**TASK**
Work out how many lines in the data below contain "Interceptor", and state that count with nothing added.

DATA TO EXAMINE below:

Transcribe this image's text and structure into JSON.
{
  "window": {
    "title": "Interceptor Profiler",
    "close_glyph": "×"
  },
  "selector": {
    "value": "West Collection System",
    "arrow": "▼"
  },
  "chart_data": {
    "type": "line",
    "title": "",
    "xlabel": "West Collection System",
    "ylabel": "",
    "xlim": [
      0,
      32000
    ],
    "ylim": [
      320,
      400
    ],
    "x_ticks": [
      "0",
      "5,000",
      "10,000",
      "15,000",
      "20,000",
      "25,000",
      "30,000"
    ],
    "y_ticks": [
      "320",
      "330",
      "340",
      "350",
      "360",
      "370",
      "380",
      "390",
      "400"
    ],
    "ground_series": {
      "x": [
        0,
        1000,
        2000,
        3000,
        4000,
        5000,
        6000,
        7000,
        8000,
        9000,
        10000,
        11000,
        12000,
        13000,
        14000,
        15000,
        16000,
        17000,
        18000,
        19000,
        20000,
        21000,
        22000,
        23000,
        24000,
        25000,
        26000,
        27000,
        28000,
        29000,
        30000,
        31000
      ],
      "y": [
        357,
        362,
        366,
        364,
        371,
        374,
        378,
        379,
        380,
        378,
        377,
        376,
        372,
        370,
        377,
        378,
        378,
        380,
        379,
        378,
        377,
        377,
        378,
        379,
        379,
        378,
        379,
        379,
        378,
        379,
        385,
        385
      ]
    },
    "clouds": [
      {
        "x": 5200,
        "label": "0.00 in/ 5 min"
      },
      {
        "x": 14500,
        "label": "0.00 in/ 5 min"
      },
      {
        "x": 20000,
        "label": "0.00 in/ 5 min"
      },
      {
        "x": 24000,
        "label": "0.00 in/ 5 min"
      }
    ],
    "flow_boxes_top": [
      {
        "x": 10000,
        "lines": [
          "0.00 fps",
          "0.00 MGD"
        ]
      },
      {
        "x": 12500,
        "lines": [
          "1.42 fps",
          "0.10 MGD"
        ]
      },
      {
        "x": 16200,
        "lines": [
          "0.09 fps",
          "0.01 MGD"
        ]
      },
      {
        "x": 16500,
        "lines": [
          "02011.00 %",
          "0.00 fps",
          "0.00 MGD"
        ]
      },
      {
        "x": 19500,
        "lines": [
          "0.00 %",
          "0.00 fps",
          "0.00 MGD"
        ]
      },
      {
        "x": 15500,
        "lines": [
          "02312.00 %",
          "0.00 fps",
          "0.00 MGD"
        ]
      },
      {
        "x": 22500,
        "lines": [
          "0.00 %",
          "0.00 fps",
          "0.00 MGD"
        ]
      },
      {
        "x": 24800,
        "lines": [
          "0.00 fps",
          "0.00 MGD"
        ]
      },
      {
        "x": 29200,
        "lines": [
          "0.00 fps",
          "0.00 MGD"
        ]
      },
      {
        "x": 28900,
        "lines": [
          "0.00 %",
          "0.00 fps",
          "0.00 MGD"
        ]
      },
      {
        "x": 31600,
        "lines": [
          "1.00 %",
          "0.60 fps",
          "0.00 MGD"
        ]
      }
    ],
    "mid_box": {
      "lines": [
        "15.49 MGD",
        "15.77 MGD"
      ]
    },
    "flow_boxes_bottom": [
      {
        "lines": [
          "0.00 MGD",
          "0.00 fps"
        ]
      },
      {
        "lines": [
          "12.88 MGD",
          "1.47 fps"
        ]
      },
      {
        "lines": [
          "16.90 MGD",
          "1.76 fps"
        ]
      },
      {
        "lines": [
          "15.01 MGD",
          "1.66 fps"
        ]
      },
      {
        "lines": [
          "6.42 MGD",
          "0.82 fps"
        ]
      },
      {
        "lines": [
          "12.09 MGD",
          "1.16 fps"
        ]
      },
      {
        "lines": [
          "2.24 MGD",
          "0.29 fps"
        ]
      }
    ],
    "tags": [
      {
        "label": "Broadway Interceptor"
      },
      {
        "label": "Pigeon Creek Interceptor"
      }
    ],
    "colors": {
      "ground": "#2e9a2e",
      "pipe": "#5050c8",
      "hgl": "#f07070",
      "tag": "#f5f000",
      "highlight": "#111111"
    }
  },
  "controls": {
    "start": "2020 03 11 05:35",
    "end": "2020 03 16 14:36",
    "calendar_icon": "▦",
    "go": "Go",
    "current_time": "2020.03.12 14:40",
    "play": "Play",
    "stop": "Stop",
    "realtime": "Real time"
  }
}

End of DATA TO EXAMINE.

**SOLUTION**
3